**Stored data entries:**
--------------------------------

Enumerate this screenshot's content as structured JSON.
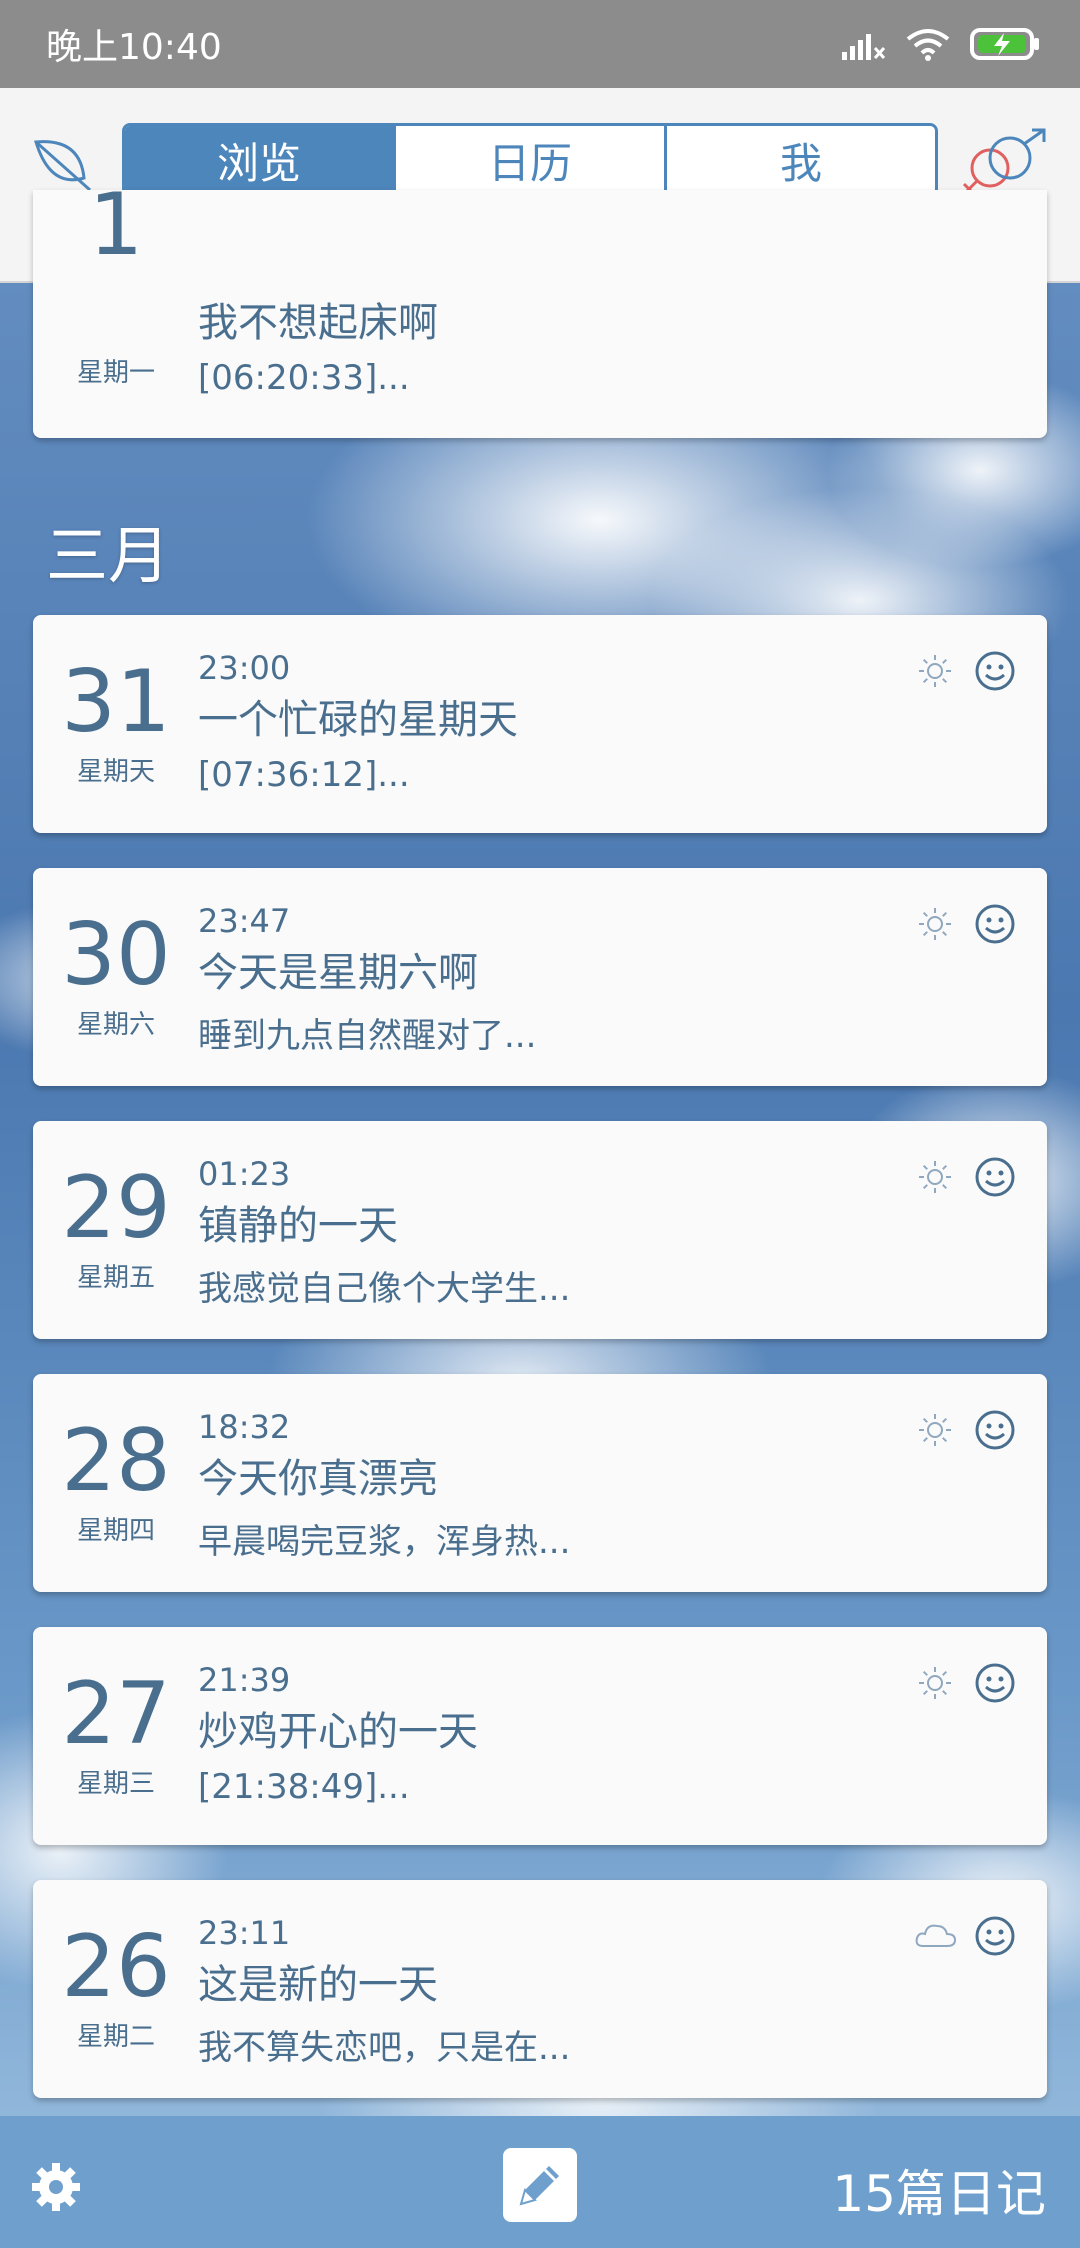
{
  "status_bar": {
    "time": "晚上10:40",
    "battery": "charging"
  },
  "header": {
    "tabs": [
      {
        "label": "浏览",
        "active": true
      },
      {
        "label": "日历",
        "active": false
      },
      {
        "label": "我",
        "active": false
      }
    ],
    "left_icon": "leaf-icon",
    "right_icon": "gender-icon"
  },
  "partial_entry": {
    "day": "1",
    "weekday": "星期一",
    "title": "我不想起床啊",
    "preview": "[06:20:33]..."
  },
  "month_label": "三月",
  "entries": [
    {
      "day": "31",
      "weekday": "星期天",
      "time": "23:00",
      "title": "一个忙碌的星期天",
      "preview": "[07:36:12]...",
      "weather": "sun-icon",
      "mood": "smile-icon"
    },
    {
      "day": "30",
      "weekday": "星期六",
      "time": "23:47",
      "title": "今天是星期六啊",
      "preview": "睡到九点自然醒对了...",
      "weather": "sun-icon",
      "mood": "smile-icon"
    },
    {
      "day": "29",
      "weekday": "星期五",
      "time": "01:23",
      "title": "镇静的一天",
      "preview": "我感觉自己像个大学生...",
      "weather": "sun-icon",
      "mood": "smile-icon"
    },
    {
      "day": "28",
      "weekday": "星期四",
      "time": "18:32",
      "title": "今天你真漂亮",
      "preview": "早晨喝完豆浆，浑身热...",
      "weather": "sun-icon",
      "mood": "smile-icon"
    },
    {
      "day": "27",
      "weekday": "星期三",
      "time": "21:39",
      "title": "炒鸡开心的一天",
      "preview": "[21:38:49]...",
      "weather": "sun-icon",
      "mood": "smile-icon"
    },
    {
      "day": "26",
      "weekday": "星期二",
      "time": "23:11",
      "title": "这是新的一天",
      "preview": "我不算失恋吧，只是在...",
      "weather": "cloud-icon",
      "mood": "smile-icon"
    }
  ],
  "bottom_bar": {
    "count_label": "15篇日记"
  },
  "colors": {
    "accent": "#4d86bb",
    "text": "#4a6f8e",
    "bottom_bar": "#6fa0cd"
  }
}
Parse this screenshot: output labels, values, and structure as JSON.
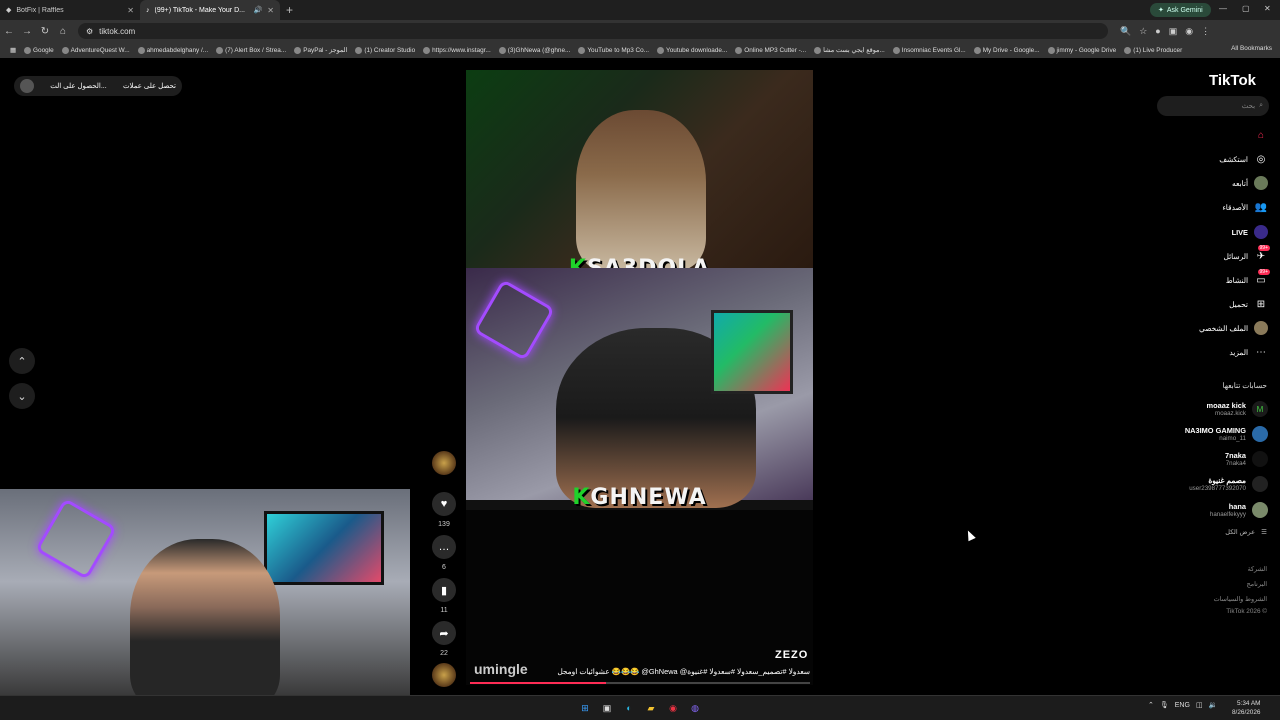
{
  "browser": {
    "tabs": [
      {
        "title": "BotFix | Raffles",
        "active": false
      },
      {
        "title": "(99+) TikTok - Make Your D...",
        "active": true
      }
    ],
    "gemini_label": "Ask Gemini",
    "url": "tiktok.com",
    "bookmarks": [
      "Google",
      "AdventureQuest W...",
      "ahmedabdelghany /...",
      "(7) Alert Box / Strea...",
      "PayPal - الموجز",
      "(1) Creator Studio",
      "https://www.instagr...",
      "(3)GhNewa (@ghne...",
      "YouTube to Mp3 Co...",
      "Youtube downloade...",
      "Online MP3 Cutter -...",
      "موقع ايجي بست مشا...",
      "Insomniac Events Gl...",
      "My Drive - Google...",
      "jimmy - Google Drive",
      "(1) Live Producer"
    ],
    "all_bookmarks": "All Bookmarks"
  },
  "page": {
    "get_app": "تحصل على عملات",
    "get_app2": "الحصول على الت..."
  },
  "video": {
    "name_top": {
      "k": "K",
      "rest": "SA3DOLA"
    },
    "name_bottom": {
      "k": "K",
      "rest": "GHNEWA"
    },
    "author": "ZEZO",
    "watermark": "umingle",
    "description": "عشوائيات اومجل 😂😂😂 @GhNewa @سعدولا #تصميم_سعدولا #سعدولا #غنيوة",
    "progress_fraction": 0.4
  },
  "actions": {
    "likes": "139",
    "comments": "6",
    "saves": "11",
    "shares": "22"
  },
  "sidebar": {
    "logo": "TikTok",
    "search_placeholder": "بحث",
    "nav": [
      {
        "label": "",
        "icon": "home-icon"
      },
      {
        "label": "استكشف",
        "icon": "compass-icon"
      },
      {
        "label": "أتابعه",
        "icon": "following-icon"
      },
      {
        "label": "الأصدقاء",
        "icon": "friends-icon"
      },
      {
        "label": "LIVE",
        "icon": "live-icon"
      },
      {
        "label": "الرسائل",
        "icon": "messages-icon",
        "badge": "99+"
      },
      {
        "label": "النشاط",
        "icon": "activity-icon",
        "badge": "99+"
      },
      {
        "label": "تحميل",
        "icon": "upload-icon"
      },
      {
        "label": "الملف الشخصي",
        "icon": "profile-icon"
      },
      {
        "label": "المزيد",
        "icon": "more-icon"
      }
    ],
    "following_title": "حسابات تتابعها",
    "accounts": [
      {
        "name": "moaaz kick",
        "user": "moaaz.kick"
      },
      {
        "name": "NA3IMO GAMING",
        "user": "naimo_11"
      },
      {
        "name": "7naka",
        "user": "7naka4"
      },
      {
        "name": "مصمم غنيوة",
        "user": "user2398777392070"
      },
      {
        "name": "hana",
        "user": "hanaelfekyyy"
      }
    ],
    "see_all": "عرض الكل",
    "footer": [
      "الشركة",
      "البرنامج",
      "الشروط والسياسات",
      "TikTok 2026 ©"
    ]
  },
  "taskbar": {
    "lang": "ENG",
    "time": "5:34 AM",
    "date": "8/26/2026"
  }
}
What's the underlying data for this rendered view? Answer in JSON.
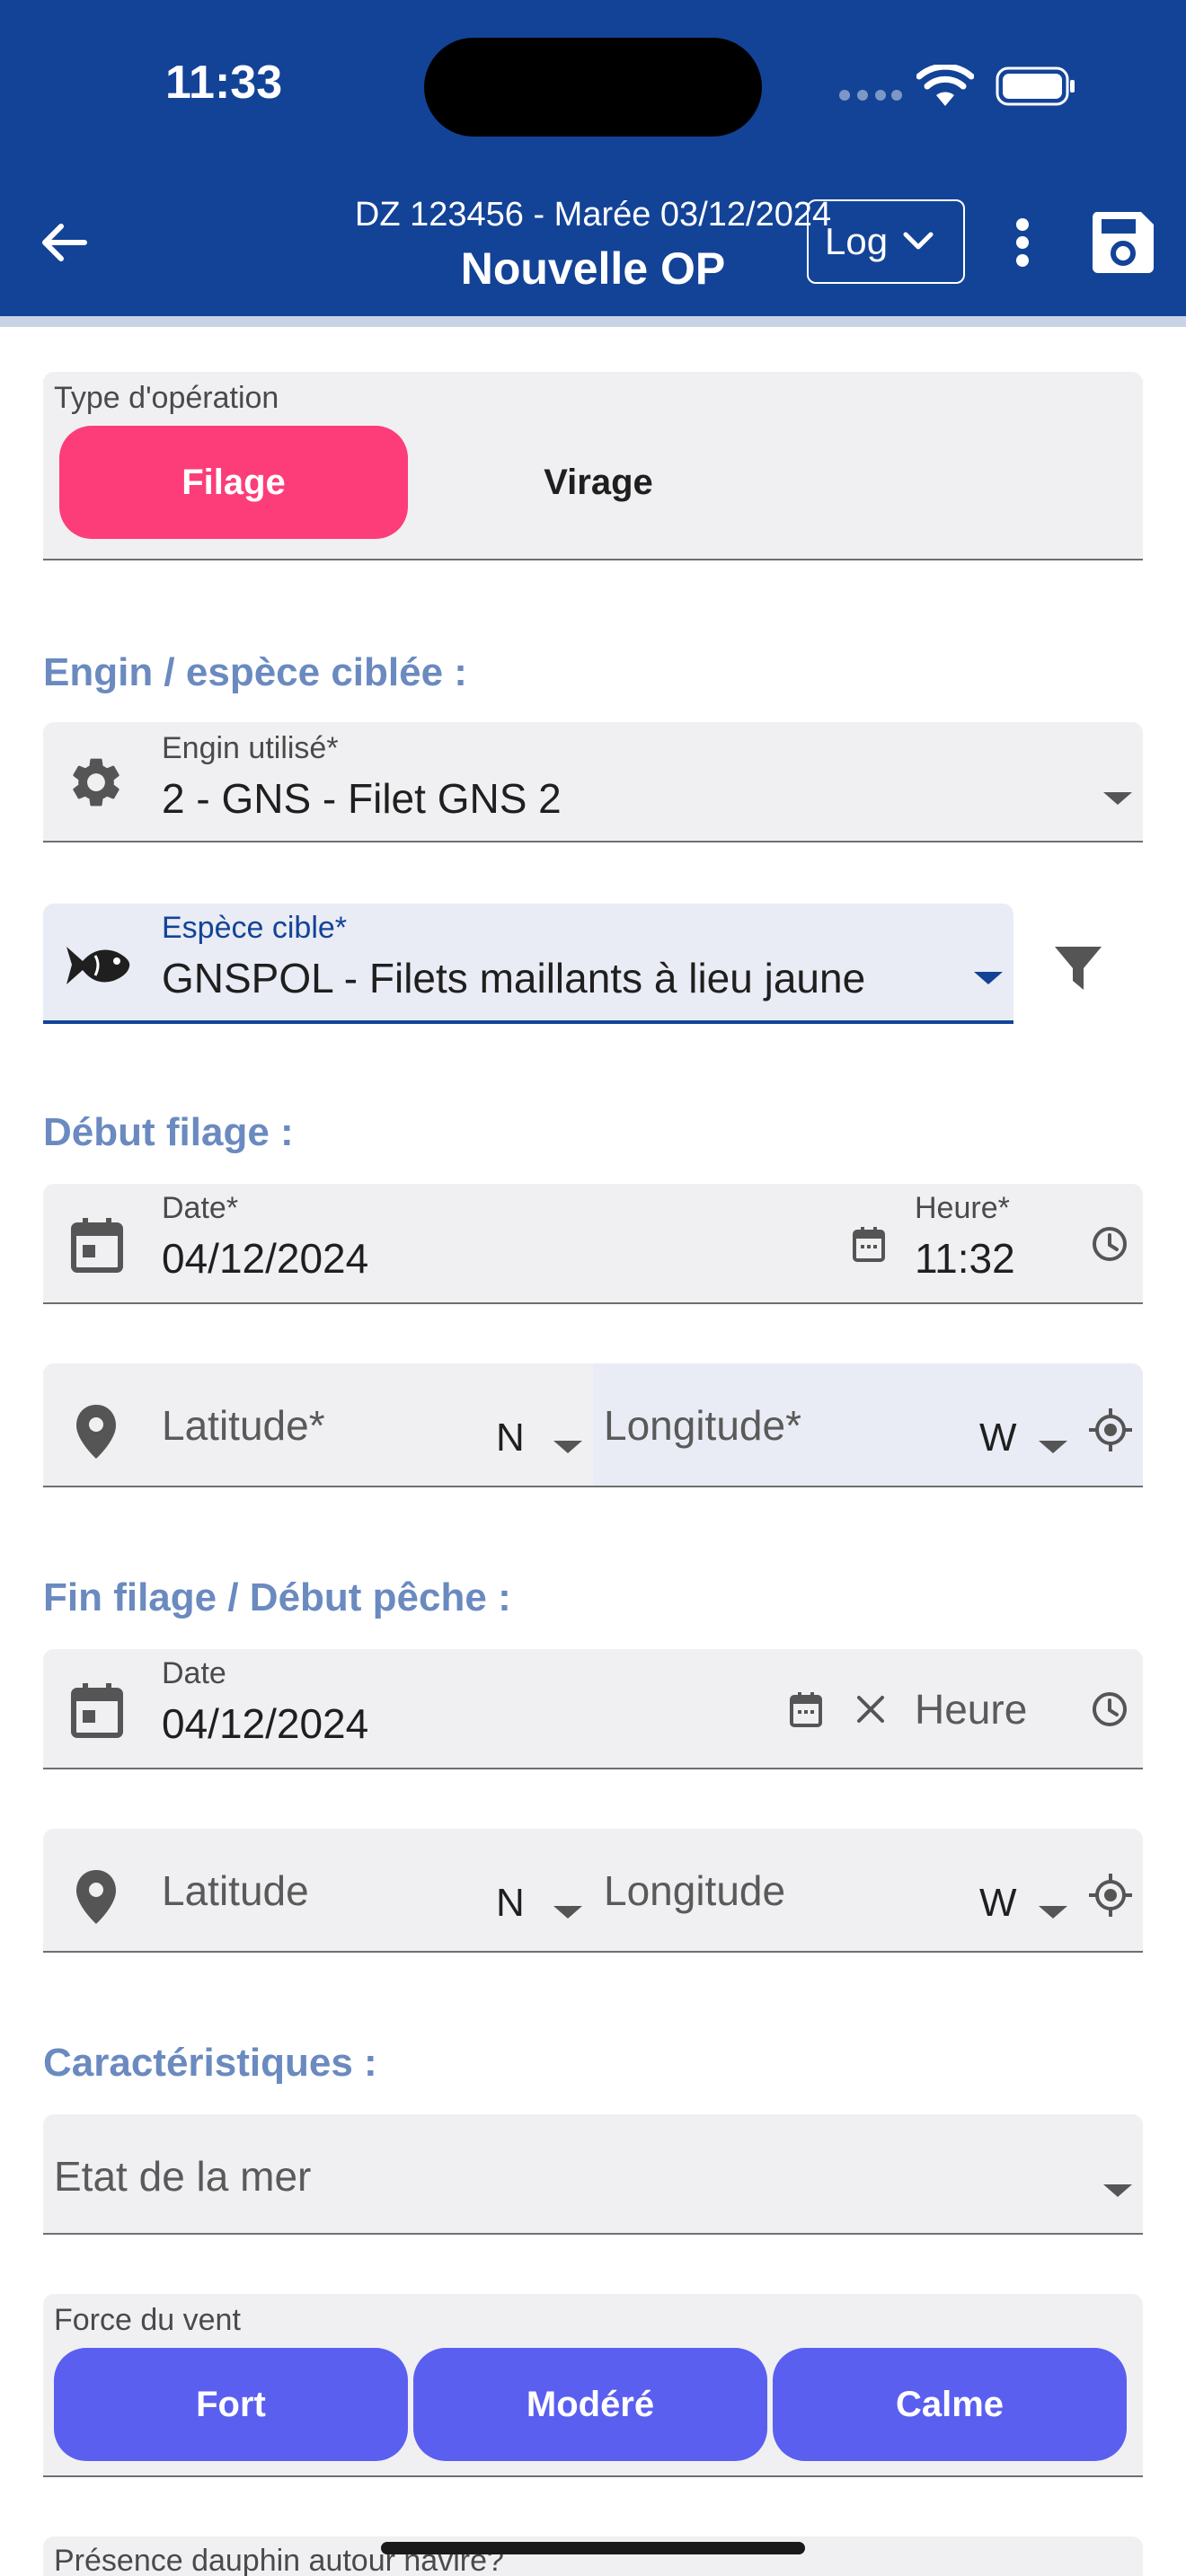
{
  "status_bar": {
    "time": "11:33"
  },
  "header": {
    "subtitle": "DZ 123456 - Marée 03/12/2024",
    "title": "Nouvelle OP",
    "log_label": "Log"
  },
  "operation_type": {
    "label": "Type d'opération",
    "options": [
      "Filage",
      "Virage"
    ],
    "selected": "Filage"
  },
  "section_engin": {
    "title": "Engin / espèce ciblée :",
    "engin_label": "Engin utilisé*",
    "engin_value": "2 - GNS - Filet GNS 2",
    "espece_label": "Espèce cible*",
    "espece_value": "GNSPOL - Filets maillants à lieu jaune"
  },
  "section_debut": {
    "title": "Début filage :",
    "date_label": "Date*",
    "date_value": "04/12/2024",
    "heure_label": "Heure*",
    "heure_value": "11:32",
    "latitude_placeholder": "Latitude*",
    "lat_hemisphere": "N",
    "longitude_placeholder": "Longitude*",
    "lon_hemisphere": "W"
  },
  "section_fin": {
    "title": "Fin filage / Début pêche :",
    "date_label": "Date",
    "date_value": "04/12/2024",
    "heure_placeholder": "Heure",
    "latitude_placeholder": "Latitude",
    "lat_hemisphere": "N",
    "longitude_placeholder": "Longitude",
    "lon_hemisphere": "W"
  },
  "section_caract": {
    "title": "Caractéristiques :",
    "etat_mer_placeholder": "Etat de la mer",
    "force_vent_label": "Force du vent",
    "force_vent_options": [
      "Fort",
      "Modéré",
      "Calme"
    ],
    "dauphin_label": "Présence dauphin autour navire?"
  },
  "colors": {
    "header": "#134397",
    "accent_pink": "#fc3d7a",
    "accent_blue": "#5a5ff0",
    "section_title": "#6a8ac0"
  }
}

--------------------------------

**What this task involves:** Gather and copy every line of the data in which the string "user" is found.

**Output for this task:**
        "user": "moaaz.kick"
        "user": "naimo_11"
        "user": "7naka4"
        "user": "user2398777392070"
        "user": "hanaelfekyyy"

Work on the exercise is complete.